(Records from a data collection)
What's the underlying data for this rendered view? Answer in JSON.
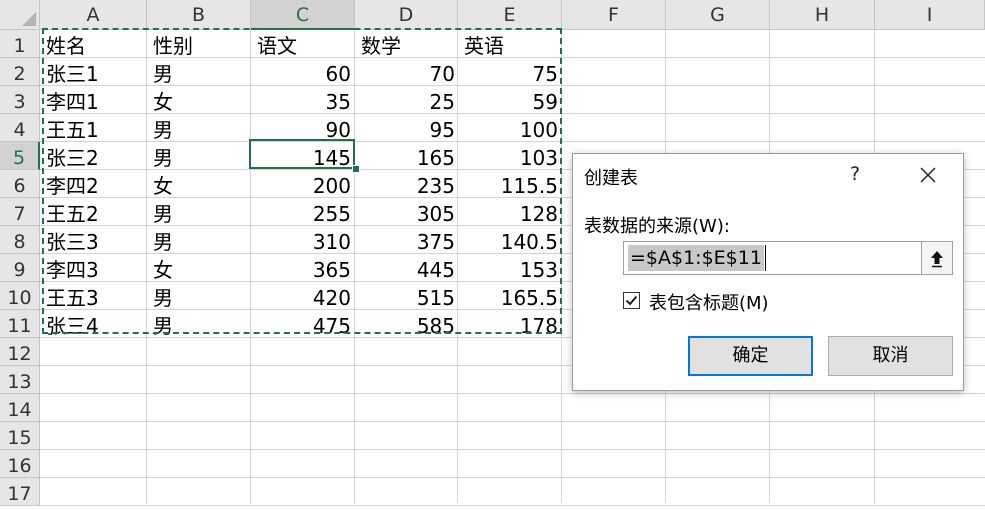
{
  "spreadsheet": {
    "columns": [
      "A",
      "B",
      "C",
      "D",
      "E",
      "F",
      "G",
      "H",
      "I"
    ],
    "rows": [
      "1",
      "2",
      "3",
      "4",
      "5",
      "6",
      "7",
      "8",
      "9",
      "10",
      "11",
      "12",
      "13",
      "14",
      "15",
      "16",
      "17"
    ],
    "selected_column": "C",
    "selected_row": "5",
    "table": [
      [
        "姓名",
        "性别",
        "语文",
        "数学",
        "英语"
      ],
      [
        "张三1",
        "男",
        "60",
        "70",
        "75"
      ],
      [
        "李四1",
        "女",
        "35",
        "25",
        "59"
      ],
      [
        "王五1",
        "男",
        "90",
        "95",
        "100"
      ],
      [
        "张三2",
        "男",
        "145",
        "165",
        "103"
      ],
      [
        "李四2",
        "女",
        "200",
        "235",
        "115.5"
      ],
      [
        "王五2",
        "男",
        "255",
        "305",
        "128"
      ],
      [
        "张三3",
        "男",
        "310",
        "375",
        "140.5"
      ],
      [
        "李四3",
        "女",
        "365",
        "445",
        "153"
      ],
      [
        "王五3",
        "男",
        "420",
        "515",
        "165.5"
      ],
      [
        "张三4",
        "男",
        "475",
        "585",
        "178"
      ]
    ]
  },
  "dialog": {
    "title": "创建表",
    "help": "?",
    "source_label": "表数据的来源(W):",
    "source_value": "=$A$1:$E$11",
    "has_headers_label": "表包含标题(M)",
    "has_headers_checked": true,
    "ok_label": "确定",
    "cancel_label": "取消"
  },
  "colors": {
    "accent_green": "#217346",
    "focus_blue": "#0078d7"
  }
}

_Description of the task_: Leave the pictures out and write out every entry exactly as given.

_Reply_:
What's the underlying data for this rendered view? Answer in JSON.
{
  "spreadsheet": {
    "columns": [
      "A",
      "B",
      "C",
      "D",
      "E",
      "F",
      "G",
      "H",
      "I"
    ],
    "rows": [
      "1",
      "2",
      "3",
      "4",
      "5",
      "6",
      "7",
      "8",
      "9",
      "10",
      "11",
      "12",
      "13",
      "14",
      "15",
      "16",
      "17"
    ],
    "selected_column": "C",
    "selected_row": "5",
    "table": [
      [
        "姓名",
        "性别",
        "语文",
        "数学",
        "英语"
      ],
      [
        "张三1",
        "男",
        "60",
        "70",
        "75"
      ],
      [
        "李四1",
        "女",
        "35",
        "25",
        "59"
      ],
      [
        "王五1",
        "男",
        "90",
        "95",
        "100"
      ],
      [
        "张三2",
        "男",
        "145",
        "165",
        "103"
      ],
      [
        "李四2",
        "女",
        "200",
        "235",
        "115.5"
      ],
      [
        "王五2",
        "男",
        "255",
        "305",
        "128"
      ],
      [
        "张三3",
        "男",
        "310",
        "375",
        "140.5"
      ],
      [
        "李四3",
        "女",
        "365",
        "445",
        "153"
      ],
      [
        "王五3",
        "男",
        "420",
        "515",
        "165.5"
      ],
      [
        "张三4",
        "男",
        "475",
        "585",
        "178"
      ]
    ]
  },
  "dialog": {
    "title": "创建表",
    "help": "?",
    "source_label": "表数据的来源(W):",
    "source_value": "=$A$1:$E$11",
    "has_headers_label": "表包含标题(M)",
    "has_headers_checked": true,
    "ok_label": "确定",
    "cancel_label": "取消"
  },
  "colors": {
    "accent_green": "#217346",
    "focus_blue": "#0078d7"
  }
}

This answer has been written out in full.